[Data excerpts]
- - - - - - -

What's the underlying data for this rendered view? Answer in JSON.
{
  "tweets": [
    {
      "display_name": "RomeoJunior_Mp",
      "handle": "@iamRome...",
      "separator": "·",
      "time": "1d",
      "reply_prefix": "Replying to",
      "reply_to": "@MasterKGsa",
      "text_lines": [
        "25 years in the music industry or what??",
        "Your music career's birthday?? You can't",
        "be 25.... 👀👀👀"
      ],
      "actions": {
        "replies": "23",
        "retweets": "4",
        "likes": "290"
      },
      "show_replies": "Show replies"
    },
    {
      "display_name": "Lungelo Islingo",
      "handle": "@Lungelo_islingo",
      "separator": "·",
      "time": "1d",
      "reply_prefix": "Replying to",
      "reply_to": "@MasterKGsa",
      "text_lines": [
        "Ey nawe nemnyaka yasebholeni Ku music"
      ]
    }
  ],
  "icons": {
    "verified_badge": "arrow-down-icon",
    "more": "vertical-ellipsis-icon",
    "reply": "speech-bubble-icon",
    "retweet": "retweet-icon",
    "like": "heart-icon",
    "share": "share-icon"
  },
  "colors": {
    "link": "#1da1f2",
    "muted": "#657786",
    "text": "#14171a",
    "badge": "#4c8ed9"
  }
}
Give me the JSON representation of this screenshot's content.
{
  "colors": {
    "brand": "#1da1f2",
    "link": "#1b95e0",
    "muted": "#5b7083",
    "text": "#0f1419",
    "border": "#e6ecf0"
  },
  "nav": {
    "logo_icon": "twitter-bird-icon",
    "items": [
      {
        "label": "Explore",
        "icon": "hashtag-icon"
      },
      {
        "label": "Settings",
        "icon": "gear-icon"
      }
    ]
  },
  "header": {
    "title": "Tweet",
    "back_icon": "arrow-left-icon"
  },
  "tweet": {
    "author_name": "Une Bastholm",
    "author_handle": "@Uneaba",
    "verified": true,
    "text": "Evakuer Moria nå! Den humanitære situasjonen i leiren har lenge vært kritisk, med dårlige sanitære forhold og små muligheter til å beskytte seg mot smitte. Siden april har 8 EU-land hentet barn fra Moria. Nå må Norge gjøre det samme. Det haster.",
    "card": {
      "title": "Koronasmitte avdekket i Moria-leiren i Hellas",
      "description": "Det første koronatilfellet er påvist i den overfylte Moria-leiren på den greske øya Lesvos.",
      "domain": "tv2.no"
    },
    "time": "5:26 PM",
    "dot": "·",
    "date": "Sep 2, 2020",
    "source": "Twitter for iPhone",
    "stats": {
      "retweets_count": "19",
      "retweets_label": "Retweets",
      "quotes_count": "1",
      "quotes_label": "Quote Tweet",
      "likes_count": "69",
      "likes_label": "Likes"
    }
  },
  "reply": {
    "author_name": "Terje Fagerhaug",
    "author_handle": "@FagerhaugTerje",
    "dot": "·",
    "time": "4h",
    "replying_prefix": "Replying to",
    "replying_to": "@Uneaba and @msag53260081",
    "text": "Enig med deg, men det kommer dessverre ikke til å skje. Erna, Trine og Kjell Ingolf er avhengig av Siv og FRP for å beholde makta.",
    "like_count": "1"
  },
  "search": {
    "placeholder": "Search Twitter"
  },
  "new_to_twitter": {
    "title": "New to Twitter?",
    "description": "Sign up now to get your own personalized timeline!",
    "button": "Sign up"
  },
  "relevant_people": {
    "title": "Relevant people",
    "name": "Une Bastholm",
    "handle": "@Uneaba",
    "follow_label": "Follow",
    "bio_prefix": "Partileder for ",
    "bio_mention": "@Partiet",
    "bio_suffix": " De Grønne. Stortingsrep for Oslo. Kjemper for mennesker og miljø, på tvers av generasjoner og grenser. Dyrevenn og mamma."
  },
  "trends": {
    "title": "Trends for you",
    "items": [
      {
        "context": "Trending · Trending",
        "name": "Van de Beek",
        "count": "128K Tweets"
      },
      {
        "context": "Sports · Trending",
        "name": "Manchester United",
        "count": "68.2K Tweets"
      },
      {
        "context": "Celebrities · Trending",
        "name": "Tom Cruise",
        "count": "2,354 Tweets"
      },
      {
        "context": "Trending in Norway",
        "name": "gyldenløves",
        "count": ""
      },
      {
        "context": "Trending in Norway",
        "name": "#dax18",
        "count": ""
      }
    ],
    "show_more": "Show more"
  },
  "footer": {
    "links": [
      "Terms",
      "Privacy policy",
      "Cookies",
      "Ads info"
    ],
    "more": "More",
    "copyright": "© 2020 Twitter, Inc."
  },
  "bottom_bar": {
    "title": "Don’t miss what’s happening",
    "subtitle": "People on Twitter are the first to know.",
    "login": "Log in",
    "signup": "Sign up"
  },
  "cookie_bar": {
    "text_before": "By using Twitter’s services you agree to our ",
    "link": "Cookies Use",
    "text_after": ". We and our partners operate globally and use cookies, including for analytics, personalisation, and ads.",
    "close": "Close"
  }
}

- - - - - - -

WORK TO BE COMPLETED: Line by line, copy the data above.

TASK RESULT:
What's the underlying data for this rendered view? Answer in JSON.
{
  "tweets": [
    {
      "display_name": "RomeoJunior_Mp",
      "handle": "@iamRome...",
      "separator": "·",
      "time": "1d",
      "reply_prefix": "Replying to",
      "reply_to": "@MasterKGsa",
      "text_lines": [
        "25 years in the music industry or what??",
        "Your music career's birthday?? You can't",
        "be 25.... 👀👀👀"
      ],
      "actions": {
        "replies": "23",
        "retweets": "4",
        "likes": "290"
      },
      "show_replies": "Show replies"
    },
    {
      "display_name": "Lungelo Islingo",
      "handle": "@Lungelo_islingo",
      "separator": "·",
      "time": "1d",
      "reply_prefix": "Replying to",
      "reply_to": "@MasterKGsa",
      "text_lines": [
        "Ey nawe nemnyaka yasebholeni Ku music"
      ]
    }
  ],
  "icons": {
    "verified_badge": "arrow-down-icon",
    "more": "vertical-ellipsis-icon",
    "reply": "speech-bubble-icon",
    "retweet": "retweet-icon",
    "like": "heart-icon",
    "share": "share-icon"
  },
  "colors": {
    "link": "#1da1f2",
    "muted": "#657786",
    "text": "#14171a",
    "badge": "#4c8ed9"
  }
}
Give me the JSON representation of this screenshot's content.
{
  "colors": {
    "brand": "#1da1f2",
    "link": "#1b95e0",
    "muted": "#5b7083",
    "text": "#0f1419",
    "border": "#e6ecf0"
  },
  "nav": {
    "logo_icon": "twitter-bird-icon",
    "items": [
      {
        "label": "Explore",
        "icon": "hashtag-icon"
      },
      {
        "label": "Settings",
        "icon": "gear-icon"
      }
    ]
  },
  "header": {
    "title": "Tweet",
    "back_icon": "arrow-left-icon"
  },
  "tweet": {
    "author_name": "Une Bastholm",
    "author_handle": "@Uneaba",
    "verified": true,
    "text": "Evakuer Moria nå! Den humanitære situasjonen i leiren har lenge vært kritisk, med dårlige sanitære forhold og små muligheter til å beskytte seg mot smitte. Siden april har 8 EU-land hentet barn fra Moria. Nå må Norge gjøre det samme. Det haster.",
    "card": {
      "title": "Koronasmitte avdekket i Moria-leiren i Hellas",
      "description": "Det første koronatilfellet er påvist i den overfylte Moria-leiren på den greske øya Lesvos.",
      "domain": "tv2.no"
    },
    "time": "5:26 PM",
    "dot": "·",
    "date": "Sep 2, 2020",
    "source": "Twitter for iPhone",
    "stats": {
      "retweets_count": "19",
      "retweets_label": "Retweets",
      "quotes_count": "1",
      "quotes_label": "Quote Tweet",
      "likes_count": "69",
      "likes_label": "Likes"
    }
  },
  "reply": {
    "author_name": "Terje Fagerhaug",
    "author_handle": "@FagerhaugTerje",
    "dot": "·",
    "time": "4h",
    "replying_prefix": "Replying to",
    "replying_to": "@Uneaba and @msag53260081",
    "text": "Enig med deg, men det kommer dessverre ikke til å skje. Erna, Trine og Kjell Ingolf er avhengig av Siv og FRP for å beholde makta.",
    "like_count": "1"
  },
  "search": {
    "placeholder": "Search Twitter"
  },
  "new_to_twitter": {
    "title": "New to Twitter?",
    "description": "Sign up now to get your own personalized timeline!",
    "button": "Sign up"
  },
  "relevant_people": {
    "title": "Relevant people",
    "name": "Une Bastholm",
    "handle": "@Uneaba",
    "follow_label": "Follow",
    "bio_prefix": "Partileder for ",
    "bio_mention": "@Partiet",
    "bio_suffix": " De Grønne. Stortingsrep for Oslo. Kjemper for mennesker og miljø, på tvers av generasjoner og grenser. Dyrevenn og mamma."
  },
  "trends": {
    "title": "Trends for you",
    "items": [
      {
        "context": "Trending · Trending",
        "name": "Van de Beek",
        "count": "128K Tweets"
      },
      {
        "context": "Sports · Trending",
        "name": "Manchester United",
        "count": "68.2K Tweets"
      },
      {
        "context": "Celebrities · Trending",
        "name": "Tom Cruise",
        "count": "2,354 Tweets"
      },
      {
        "context": "Trending in Norway",
        "name": "gyldenløves",
        "count": ""
      },
      {
        "context": "Trending in Norway",
        "name": "#dax18",
        "count": ""
      }
    ],
    "show_more": "Show more"
  },
  "footer": {
    "links": [
      "Terms",
      "Privacy policy",
      "Cookies",
      "Ads info"
    ],
    "more": "More",
    "copyright": "© 2020 Twitter, Inc."
  },
  "bottom_bar": {
    "title": "Don’t miss what’s happening",
    "subtitle": "People on Twitter are the first to know.",
    "login": "Log in",
    "signup": "Sign up"
  },
  "cookie_bar": {
    "text_before": "By using Twitter’s services you agree to our ",
    "link": "Cookies Use",
    "text_after": ". We and our partners operate globally and use cookies, including for analytics, personalisation, and ads.",
    "close": "Close"
  }
}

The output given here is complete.